Now onto your car:
Your low side seems about right, depending on the ambient temp. It will vary from about 30 - 60 psi. The high side seems a bit low. That usually signals a compressor getting weak. These later model VW's use Sanden compressors, and I have replaced quite a few. However, don't panic just yet.
You should be seeing about 25-45psi on the low side at 90-100 degrees ambient, and about 160-270 on the high side. You should see 35-55psi on the low side at 100-110 degrees ambient, and about 210-300 on the high side. Since you are in the Dallas area I'm assuming you are doing this around 100 degrees right now?
You mentioned you might be freezing the evaproator. Is air still blowing just as hard out of the vents, just warmer than before? If so, you don't have a problem with freezing it up. If it freezes, you will have a blockage and very little air will make it's way past it to the vents.
You also mentioned this problem comes on after a while.
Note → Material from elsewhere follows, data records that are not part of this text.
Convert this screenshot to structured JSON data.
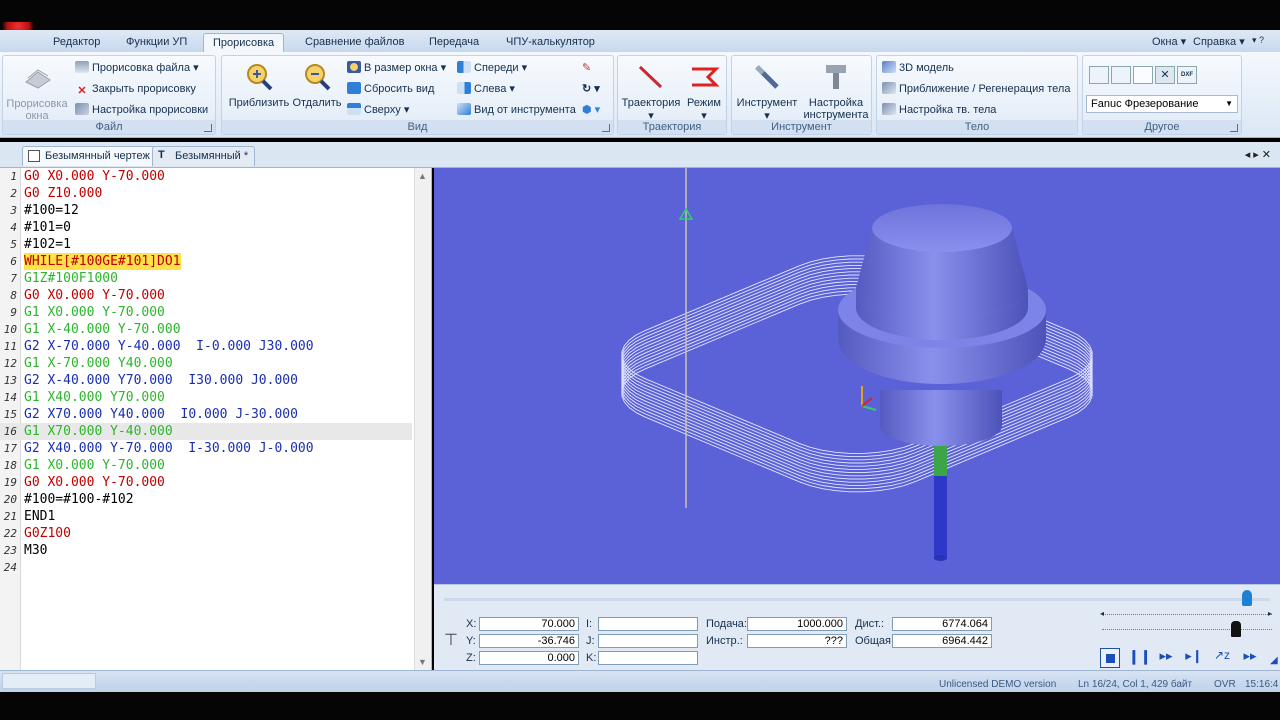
{
  "menu": {
    "tabs": [
      "Редактор",
      "Функции УП",
      "Прорисовка",
      "Сравнение файлов",
      "Передача",
      "ЧПУ-калькулятор"
    ],
    "active_tab": "Прорисовка",
    "right": {
      "windows": "Окна",
      "help": "Справка"
    }
  },
  "ribbon": {
    "file": {
      "label": "Файл",
      "draw_big": "Прорисовка окна",
      "draw_file": "Прорисовка файла",
      "close_draw": "Закрыть прорисовку",
      "draw_settings": "Настройка прорисовки"
    },
    "view": {
      "label": "Вид",
      "zoom_in": "Приблизить",
      "zoom_out": "Отдалить",
      "fit": "В размер окна",
      "reset": "Сбросить вид",
      "top": "Сверху",
      "front": "Спереди",
      "left": "Слева",
      "from_tool": "Вид от инструмента"
    },
    "trajectory": {
      "label": "Траектория",
      "trajectory": "Траектория",
      "mode": "Режим"
    },
    "tool": {
      "label": "Инструмент",
      "tool": "Инструмент",
      "setup": "Настройка инструмента"
    },
    "body": {
      "label": "Тело",
      "model3d": "3D модель",
      "zoom_regen": "Приближение / Регенерация тела",
      "body_setup": "Настройка тв. тела"
    },
    "other": {
      "label": "Другое",
      "machine": "Fanuc Фрезерование"
    }
  },
  "doc_tabs": [
    "Безымянный чертеж *",
    "Безымянный *"
  ],
  "editor": {
    "current_line": 16,
    "lines": [
      {
        "n": "1",
        "t": "G0 X0.000 Y-70.000",
        "c": "#c00000"
      },
      {
        "n": "2",
        "t": "G0 Z10.000",
        "c": "#c00000"
      },
      {
        "n": "3",
        "t": "#100=12",
        "c": "#000000"
      },
      {
        "n": "4",
        "t": "#101=0",
        "c": "#000000"
      },
      {
        "n": "5",
        "t": "#102=1",
        "c": "#000000"
      },
      {
        "n": "6",
        "t": "WHILE[#100GE#101]DO1",
        "c": "#c00000"
      },
      {
        "n": "7",
        "t": "G1Z#100F1000",
        "c": "#2db52d"
      },
      {
        "n": "8",
        "t": "G0 X0.000 Y-70.000",
        "c": "#c00000"
      },
      {
        "n": "9",
        "t": "G1 X0.000 Y-70.000",
        "c": "#2db52d"
      },
      {
        "n": "10",
        "t": "G1 X-40.000 Y-70.000",
        "c": "#2db52d"
      },
      {
        "n": "11",
        "t": "G2 X-70.000 Y-40.000  I-0.000 J30.000",
        "c": "#1a2fb0"
      },
      {
        "n": "12",
        "t": "G1 X-70.000 Y40.000",
        "c": "#2db52d"
      },
      {
        "n": "13",
        "t": "G2 X-40.000 Y70.000  I30.000 J0.000",
        "c": "#1a2fb0"
      },
      {
        "n": "14",
        "t": "G1 X40.000 Y70.000",
        "c": "#2db52d"
      },
      {
        "n": "15",
        "t": "G2 X70.000 Y40.000  I0.000 J-30.000",
        "c": "#1a2fb0"
      },
      {
        "n": "16",
        "t": "G1 X70.000 Y-40.000",
        "c": "#2db52d"
      },
      {
        "n": "17",
        "t": "G2 X40.000 Y-70.000  I-30.000 J-0.000",
        "c": "#1a2fb0"
      },
      {
        "n": "18",
        "t": "G1 X0.000 Y-70.000",
        "c": "#2db52d"
      },
      {
        "n": "19",
        "t": "G0 X0.000 Y-70.000",
        "c": "#c00000"
      },
      {
        "n": "20",
        "t": "#100=#100-#102",
        "c": "#000000"
      },
      {
        "n": "21",
        "t": "END1",
        "c": "#000000"
      },
      {
        "n": "22",
        "t": "G0Z100",
        "c": "#c00000"
      },
      {
        "n": "23",
        "t": "M30",
        "c": "#000000"
      },
      {
        "n": "24",
        "t": "",
        "c": "#000000"
      }
    ]
  },
  "coords": {
    "x_label": "X:",
    "x": "70.000",
    "y_label": "Y:",
    "y": "-36.746",
    "z_label": "Z:",
    "z": "0.000",
    "i_label": "I:",
    "j_label": "J:",
    "k_label": "K:",
    "feed_label": "Подача:",
    "feed": "1000.000",
    "tool_label": "Инстр.:",
    "tool": "???",
    "dist_label": "Дист.:",
    "dist": "6774.064",
    "total_label": "Общая:",
    "total": "6964.442"
  },
  "status": {
    "license": "Unlicensed DEMO version",
    "position": "Ln 16/24, Col 1, 429 байт",
    "ovr": "OVR",
    "time": "15:16:4"
  },
  "colors": {
    "viewport": "#5b61d6",
    "toolpath": "#dfe3ff",
    "tool_body": "#7b82e6"
  }
}
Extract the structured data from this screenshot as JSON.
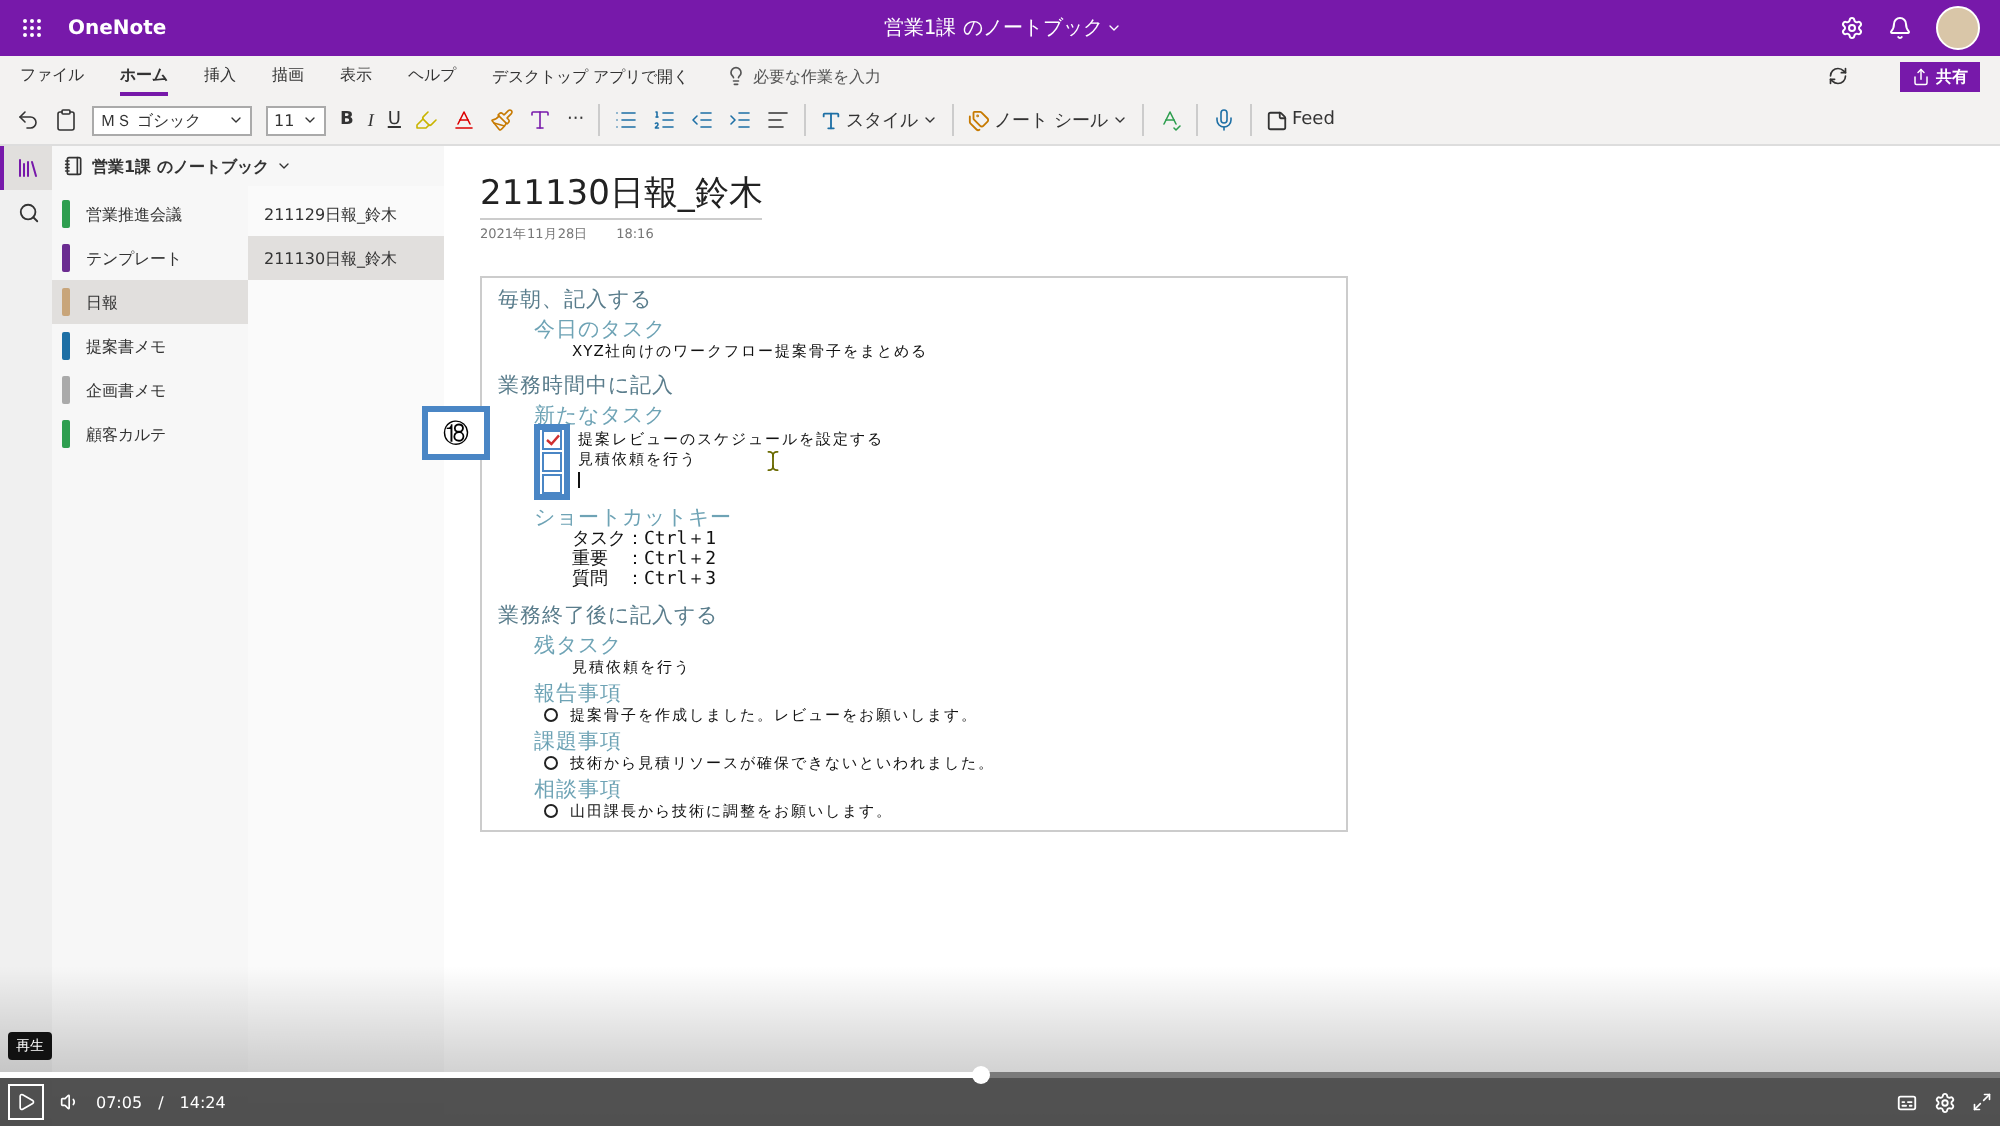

Is that when you checked the pressures, after 40 minutes or so? If not, I'd definately go back and do that. You may have some sort of restriction in the system that shows up after a while as a very high pressure on the high side, but not when you first start the car. Maybe along the lines of something getting sucked into the system and blocking, but then falls out after the car si sitting for a bit. Also, check this all out when it's as hot as possible, so you can see if the high side switch is getting weak and killing the compressor. I've seen that quite a bit on many different vehicles.
Hope this gives you an idea where to start, and helps with understanding the system.
>From: Shalyn Shourds <sshourds at flash.net>
>Sent: Jun 3, 2010 10:27 PM
>To: vwdiesel at vwfans.com
>Subject: [Vwdiesel] 2000 TDI a/c question
>It's well into a/c season here in Texas and I've noticed the unit in the
>TDI is getting a little weak. That is, however, one area of
>mechanicking that I've not delved into much.
>As best I can tell, the manual specs are for 203 psi on the high side
>and 17 psi on the low whilst running at high cool. I borrowed some of
>Dad's time and gauges and we found 155 on the high side and 40 on the
>low side. Sadly, there's no sight glass. We looked hard and with all
>the time I've spent in the engine bay of this car, I would have found
>it. Believe me. The a/c's still dropping out on me after a while.
>Good to start and after 40 minutes or so, not as cool anymore. I'd
>assumed it was the evaporator freezing up because of low coolant, but
>adding coolant barely changed the readings and the sweating in the seat
>Any thoughts? I'm ignorant enough about a/c that I don't even know what
>questions to ask.
>Vwdiesel mailing list
>Vwdiesel at vwfans.com
More information about the Vwdiesel